= Beginning of Section =

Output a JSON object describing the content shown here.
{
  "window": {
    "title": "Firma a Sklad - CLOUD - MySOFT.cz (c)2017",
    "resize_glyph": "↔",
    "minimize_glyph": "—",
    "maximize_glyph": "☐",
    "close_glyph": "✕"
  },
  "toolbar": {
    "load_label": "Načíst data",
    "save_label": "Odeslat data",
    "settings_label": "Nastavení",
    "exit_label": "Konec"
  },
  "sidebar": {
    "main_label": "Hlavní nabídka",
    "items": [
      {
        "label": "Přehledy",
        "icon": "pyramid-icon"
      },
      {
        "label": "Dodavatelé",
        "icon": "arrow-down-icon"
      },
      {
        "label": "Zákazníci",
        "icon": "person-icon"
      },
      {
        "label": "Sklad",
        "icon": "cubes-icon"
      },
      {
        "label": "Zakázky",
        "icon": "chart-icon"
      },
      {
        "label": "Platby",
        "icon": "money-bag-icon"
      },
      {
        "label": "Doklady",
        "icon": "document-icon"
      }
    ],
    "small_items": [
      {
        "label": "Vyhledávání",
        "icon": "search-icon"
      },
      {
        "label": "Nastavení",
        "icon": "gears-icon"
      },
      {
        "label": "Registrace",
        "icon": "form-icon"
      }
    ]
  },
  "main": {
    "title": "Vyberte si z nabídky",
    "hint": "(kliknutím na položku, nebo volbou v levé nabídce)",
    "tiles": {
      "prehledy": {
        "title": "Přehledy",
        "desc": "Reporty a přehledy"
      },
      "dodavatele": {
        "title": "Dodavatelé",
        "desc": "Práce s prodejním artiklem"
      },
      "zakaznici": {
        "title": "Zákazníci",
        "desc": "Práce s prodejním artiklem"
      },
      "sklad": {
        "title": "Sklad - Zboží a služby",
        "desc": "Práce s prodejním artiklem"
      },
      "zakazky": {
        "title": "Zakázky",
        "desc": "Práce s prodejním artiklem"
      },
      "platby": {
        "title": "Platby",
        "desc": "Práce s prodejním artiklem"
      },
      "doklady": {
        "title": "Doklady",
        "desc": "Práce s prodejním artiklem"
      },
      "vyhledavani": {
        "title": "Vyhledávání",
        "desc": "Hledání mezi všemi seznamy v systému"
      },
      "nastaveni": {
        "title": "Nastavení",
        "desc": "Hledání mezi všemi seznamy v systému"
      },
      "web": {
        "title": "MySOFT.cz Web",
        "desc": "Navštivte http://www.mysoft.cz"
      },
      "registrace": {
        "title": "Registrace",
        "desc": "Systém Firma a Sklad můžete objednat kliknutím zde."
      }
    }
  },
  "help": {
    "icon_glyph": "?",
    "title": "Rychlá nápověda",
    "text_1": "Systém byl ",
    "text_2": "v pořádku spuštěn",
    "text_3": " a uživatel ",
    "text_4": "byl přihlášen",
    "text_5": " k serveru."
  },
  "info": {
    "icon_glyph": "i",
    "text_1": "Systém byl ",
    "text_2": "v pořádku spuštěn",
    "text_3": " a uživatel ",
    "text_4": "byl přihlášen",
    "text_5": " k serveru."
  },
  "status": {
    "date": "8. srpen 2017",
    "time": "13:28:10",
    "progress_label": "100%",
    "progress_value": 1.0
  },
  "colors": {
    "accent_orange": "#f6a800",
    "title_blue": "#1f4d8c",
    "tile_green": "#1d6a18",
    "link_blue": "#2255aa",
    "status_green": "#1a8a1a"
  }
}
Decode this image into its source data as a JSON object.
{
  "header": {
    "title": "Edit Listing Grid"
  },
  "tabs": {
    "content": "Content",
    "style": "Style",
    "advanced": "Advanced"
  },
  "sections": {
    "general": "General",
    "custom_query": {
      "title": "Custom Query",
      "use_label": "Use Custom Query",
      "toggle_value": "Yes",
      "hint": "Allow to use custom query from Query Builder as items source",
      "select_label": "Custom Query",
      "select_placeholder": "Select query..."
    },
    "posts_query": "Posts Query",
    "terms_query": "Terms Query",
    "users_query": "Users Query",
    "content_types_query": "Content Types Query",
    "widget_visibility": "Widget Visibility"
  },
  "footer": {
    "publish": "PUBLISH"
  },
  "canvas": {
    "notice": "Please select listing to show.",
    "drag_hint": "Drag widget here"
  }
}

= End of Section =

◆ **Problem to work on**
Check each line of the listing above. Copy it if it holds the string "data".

◆ **Solution to this task**
    "load_label": "Načíst data",
    "save_label": "Odeslat data",
Decode this image into its source data as a JSON object.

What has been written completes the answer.